Canadians are motivated to travel abroad for bariatric surgery owing to wait times for care and restrictions on access at home for various reasons. While such surgery abroad is typically paid for privately, if "bariatric tourists" experience complications or have other essential medical needs upon their return to Canada, these costs are borne by the publicly funded health system. In this commentary, we discuss why assigning responsibility for the costs of complications stemming from bariatric tourism is complicated and contextual.

Multinational outbreak of travel-related Salmonella Chester infections in Europe, summers 2014 and 2015.

Between 2014 and 2015, the European Centre for Disease Prevention and Control was informed of an increase in numbers of Salmonella enterica serotype Chester cases with travel to Morocco occurring in six European countries. Epidemiological and microbiological investigations were conducted. In addition to gathering information on the characteristics of cases from the different countries in 2014, the epidemiological investigation comprised a matched case-case study involving French patients with salmonellosis who travelled to Morocco that year. A univariate conditional logistic regression was performed to quantify associations. The microbiological study included a whole genome sequencing (WGS) analysis of clinical and non-human isolates of S. Chester of varied place and year of isolation. A total of 162 cases, mostly from France, followed by Belgium, the Netherlands, Spain, Denmark and Sweden were reported, including 86 (53%) women. The median age per country ranged from 3 to 38 years. Cases of S. Chester were more likely to have eaten in a restaurant and visited the coast of Morocco. The results of WGS showed five multilocus sequence types (ST), with 96 of 153 isolates analysed clustering into a tight group that corresponded to a novel ST, ST1954. Of these 96 isolates, 46 (48%) were derived from food or patients returning from Morocco and carried two types of plasmids containing either qnrS1 or qnrB19 genes. This European-wide outbreak associated with travel to Morocco was likely a multi-source outbreak with several food vehicles contaminated by multidrug-resistant S. Chester strains.

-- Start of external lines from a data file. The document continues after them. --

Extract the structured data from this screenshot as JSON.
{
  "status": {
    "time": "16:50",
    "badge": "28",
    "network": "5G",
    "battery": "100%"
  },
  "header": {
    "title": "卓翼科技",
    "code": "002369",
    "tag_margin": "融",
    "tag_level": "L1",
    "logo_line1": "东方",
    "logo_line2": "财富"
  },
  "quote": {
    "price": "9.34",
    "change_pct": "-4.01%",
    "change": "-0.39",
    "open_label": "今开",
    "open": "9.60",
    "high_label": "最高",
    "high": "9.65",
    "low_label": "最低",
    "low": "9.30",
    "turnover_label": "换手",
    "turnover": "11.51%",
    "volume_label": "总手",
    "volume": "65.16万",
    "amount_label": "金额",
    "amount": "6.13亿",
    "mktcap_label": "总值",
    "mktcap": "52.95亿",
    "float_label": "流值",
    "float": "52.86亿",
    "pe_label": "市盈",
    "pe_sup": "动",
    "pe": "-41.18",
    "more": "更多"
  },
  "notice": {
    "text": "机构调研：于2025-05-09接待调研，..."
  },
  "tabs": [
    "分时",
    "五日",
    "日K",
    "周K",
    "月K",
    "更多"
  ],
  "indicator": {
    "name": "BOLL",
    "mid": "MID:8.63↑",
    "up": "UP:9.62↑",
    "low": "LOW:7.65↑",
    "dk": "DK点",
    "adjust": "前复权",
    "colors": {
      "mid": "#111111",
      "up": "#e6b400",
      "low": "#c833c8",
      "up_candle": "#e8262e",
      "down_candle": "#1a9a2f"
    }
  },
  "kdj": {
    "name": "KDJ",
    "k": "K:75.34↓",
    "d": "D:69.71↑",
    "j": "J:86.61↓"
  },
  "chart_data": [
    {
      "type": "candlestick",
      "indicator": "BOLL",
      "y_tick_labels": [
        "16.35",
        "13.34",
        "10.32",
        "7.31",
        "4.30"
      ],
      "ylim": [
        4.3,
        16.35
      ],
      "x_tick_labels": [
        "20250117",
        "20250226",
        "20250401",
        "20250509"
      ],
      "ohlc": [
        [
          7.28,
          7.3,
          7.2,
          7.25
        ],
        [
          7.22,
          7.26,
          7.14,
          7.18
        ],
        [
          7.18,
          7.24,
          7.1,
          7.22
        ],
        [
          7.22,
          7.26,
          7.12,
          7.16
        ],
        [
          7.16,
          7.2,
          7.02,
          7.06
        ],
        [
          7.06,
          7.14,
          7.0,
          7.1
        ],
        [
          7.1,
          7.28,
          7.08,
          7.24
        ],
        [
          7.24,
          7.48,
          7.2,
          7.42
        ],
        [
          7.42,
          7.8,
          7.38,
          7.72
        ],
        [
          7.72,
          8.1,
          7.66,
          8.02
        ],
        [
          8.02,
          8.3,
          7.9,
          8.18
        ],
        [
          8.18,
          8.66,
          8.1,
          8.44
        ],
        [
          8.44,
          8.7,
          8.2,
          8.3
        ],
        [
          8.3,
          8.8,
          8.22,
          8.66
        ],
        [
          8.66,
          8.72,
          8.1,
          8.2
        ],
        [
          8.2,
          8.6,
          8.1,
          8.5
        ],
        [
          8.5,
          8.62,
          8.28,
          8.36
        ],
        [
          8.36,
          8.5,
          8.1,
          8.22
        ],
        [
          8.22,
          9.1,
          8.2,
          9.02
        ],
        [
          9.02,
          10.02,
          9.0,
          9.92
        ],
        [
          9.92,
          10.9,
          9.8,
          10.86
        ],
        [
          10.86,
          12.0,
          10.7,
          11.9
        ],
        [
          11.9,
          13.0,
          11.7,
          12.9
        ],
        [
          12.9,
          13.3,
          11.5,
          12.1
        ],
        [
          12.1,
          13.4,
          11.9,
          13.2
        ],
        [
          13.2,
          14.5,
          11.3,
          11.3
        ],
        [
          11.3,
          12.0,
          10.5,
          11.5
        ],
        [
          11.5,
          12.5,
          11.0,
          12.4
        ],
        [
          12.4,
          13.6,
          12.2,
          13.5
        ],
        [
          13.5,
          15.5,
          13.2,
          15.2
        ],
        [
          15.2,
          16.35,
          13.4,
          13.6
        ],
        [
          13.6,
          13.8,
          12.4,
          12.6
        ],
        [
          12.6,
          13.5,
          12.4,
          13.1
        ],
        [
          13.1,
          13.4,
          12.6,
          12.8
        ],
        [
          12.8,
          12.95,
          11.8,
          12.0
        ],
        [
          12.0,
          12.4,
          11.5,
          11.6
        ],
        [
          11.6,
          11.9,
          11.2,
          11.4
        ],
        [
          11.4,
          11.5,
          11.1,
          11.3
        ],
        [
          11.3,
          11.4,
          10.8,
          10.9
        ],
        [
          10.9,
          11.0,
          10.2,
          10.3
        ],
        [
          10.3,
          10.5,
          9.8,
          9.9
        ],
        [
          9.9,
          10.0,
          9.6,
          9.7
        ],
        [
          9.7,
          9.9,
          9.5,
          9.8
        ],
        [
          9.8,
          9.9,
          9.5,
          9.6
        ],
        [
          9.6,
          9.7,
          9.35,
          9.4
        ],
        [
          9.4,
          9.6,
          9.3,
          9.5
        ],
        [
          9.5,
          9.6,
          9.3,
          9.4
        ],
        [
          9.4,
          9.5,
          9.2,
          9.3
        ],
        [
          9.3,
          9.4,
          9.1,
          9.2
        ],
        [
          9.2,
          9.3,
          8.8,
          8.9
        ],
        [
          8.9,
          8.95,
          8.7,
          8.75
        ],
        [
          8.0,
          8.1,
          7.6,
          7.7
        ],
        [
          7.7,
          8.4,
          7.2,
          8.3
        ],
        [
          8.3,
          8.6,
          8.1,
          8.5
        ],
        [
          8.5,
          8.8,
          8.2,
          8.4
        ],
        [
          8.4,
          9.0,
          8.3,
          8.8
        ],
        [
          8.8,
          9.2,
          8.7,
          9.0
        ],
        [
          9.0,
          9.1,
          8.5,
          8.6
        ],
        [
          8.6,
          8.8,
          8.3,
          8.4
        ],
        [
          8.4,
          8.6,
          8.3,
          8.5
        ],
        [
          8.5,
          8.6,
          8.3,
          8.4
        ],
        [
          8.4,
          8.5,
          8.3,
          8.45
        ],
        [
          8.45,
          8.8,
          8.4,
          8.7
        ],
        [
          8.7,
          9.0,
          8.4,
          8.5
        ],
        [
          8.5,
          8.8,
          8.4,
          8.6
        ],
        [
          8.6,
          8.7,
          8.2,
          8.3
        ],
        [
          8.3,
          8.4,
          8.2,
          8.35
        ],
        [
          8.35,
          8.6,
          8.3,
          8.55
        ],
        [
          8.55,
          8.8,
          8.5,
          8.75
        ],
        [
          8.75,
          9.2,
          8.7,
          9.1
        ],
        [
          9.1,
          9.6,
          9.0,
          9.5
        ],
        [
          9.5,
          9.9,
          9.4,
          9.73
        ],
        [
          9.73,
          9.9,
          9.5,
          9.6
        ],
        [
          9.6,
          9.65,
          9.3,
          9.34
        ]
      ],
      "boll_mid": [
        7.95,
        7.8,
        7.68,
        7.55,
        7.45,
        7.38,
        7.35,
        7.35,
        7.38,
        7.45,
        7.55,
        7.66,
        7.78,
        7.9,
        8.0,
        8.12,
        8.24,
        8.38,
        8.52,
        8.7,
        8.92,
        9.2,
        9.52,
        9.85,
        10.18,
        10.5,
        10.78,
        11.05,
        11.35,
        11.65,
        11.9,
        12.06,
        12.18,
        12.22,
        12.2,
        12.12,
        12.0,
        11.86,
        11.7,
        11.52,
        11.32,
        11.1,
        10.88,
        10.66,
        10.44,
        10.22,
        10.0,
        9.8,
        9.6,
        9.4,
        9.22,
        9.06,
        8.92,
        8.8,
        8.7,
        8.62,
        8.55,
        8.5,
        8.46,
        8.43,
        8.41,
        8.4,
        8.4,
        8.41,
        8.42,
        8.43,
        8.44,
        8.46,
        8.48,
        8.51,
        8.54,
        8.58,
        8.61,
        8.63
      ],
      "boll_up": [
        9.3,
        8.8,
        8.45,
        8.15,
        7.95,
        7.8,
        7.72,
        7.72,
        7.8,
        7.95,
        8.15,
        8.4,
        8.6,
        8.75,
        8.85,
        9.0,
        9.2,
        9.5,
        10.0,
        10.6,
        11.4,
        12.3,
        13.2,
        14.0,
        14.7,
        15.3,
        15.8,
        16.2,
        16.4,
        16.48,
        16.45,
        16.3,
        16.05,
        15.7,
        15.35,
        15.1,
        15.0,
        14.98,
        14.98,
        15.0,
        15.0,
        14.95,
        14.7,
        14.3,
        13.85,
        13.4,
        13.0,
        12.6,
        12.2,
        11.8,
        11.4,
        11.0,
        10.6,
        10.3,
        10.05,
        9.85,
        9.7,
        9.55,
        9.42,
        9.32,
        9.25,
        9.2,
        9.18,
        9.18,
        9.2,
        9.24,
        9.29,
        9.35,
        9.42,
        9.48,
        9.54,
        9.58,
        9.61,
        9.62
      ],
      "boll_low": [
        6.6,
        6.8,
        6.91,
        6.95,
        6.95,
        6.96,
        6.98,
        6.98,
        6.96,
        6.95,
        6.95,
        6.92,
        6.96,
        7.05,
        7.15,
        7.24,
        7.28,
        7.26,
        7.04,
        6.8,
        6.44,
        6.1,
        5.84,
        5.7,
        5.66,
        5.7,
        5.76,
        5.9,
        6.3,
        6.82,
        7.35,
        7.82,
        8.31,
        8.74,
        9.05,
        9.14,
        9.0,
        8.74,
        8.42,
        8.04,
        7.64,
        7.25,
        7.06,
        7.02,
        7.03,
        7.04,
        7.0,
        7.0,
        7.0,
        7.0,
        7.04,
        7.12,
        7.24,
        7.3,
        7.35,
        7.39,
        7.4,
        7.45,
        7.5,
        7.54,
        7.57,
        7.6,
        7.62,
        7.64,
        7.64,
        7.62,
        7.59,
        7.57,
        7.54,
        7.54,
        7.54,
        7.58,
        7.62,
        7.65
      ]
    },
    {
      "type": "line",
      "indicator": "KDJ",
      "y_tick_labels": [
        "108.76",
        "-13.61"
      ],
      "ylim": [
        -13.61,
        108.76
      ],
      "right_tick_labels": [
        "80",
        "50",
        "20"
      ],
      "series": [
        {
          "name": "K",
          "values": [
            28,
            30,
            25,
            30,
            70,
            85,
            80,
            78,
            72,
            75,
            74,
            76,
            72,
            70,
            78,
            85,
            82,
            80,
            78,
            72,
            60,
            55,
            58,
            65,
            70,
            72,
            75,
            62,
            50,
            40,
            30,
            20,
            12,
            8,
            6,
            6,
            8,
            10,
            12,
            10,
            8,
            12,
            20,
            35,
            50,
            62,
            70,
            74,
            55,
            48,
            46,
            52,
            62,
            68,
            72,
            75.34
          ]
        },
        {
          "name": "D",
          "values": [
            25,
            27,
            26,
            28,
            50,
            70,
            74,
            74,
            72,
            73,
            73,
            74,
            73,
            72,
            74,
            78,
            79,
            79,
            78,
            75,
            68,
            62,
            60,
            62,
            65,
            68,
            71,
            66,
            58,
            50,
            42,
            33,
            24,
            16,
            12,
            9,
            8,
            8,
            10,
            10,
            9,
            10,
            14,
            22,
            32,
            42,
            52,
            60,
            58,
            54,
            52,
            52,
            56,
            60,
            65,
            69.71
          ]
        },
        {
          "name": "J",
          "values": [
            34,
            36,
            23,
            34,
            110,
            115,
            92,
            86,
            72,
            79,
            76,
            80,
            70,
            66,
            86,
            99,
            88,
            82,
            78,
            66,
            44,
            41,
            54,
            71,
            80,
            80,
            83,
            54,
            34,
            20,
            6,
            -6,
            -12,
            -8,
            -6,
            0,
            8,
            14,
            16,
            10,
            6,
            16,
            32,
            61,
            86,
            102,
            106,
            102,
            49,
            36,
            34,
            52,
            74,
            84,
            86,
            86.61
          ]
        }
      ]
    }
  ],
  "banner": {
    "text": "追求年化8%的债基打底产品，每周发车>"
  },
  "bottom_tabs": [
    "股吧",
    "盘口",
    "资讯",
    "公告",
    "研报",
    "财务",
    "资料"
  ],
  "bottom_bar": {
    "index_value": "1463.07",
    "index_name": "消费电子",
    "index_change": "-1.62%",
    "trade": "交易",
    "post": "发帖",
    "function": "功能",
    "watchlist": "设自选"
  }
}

Travel During Pregnancy: Considerations for the Obstetric Provider.

Travel among US citizens is becoming increasingly common, and travel during pregnancy is also speculated to be increasingly common. During pregnancy, the obstetric provider may be the first or only clinician approached with questions regarding travel.

Making "health tourists" pay for care.

The impact of travel distance, travel time and waiting time on health-related quality of life of diabetes patients: An investigation in six European countries.

The effects of travel distance and travel time to the primary diabetes care provider and waiting time in the practice on health-related quality of life (HRQoL) of patients with type 2 diabetes are investigated.

Appeal court upholds stay on Trump's travel ban.

Malaria risk in young male travellers but local transmission persists: a case-control study in low transmission Namibia.

A key component of malaria elimination campaigns is the identification and targeting of high risk populations. To characterize high risk populations in north central Namibia, a prospective health facility-based case-control study was conducted from December 2012-July 2014. Cases (n = 107) were all patients presenting to any of the 46 health clinics located in the study districts with a confirmed Plasmodium infection by multi-species rapid diagnostic test (RDT). Population controls (n = 679) for each district were RDT negative individuals residing within a household that was randomly selected from a census listing using a two-stage sampling procedure. Demographic, travel, socio-economic, behavioural, climate and vegetation data were also collected. Spatial patterns of malaria risk were analysed. Multivariate logistic regression was used to identify risk factors for malaria.